Today we’ll go full circle and explain exactly how Twibble works, how to use it, and how Twibble was designed to achieve that aforementioned goal of “getting the most” out of Twitter.
Some of you have been with us since we launched back in 2014, some of you joined us just moments ago. Either way, we are grateful for your support and to have you with us today.
After a tremendous amount of constructive customer feedback (thank you for that!) and careful analysis over the past two months, we’ve decided to introduce a new plan in order to better serve you and help cover our ever-escalating costs.
Slotted between the free Twibble Basic and $15 Twibble Pro plans, both Twibble Standard and Twibble Pro will now be available on both monthly and yearly plans.
All things being equal — or “ceteris paribus,” as Professor Swanson, my phenomenally awesome yet brutally, infamously hard UCLA economics professor corrected us in our first Econ 1 lecture — if prices go up, demand goes down; if prices go down, demand goes up. This “first rule of economics” is pretty intuitive stuff, and I certainly didn’t need my BA in Econ to teach me that. Weird exceptions aside — like so-called “snobbery goods,” such as fancy cars and jewelry, for which inflated prices likewise inflate demand — this general rules tends to hold true fairly universally.
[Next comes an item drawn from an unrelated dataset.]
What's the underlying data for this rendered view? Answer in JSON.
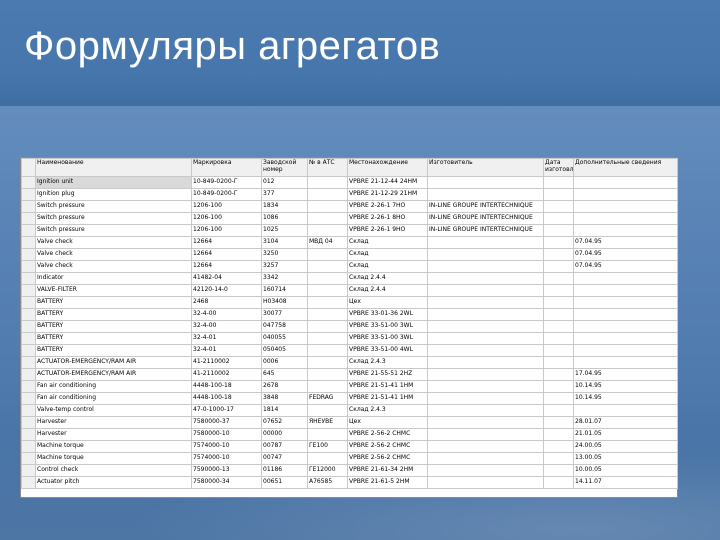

So you can imagine our dilemma then, when we discovered that we needed to increase our prices by a whopping 50%, to $15 per month from $10 per month. Not a small increase, then. And if indeed Prof. Swanson’s lectures held true, then surely increasing prices by 50% would result in a reciprocal decrease by 50% in subscribed customers, and we’d be exactly where we started. All was not looking well then.
And that wasn’t the half of it: this wasn’t just a problem of increasing prices for future customers; we needed to increase prices for current users, too, users who should otherwise have fairly expected to be grandfathered in at their original $10 per month price point.
Thing is though, we didn’t have a choice. The finances just wouldn’t have it any other way.
And so we did it. We increased our prices by 50% not only for future customers, but for our existing customers as well. And remarkably, inexplicably, and against all odds — never mind the beautiful laws of economics — we saw nary a dip in demand; in fact, if anything, we’ve seen a slight up-tick in demand.
This then is the unlikely story of how we increased prices, and demand, and broke economics.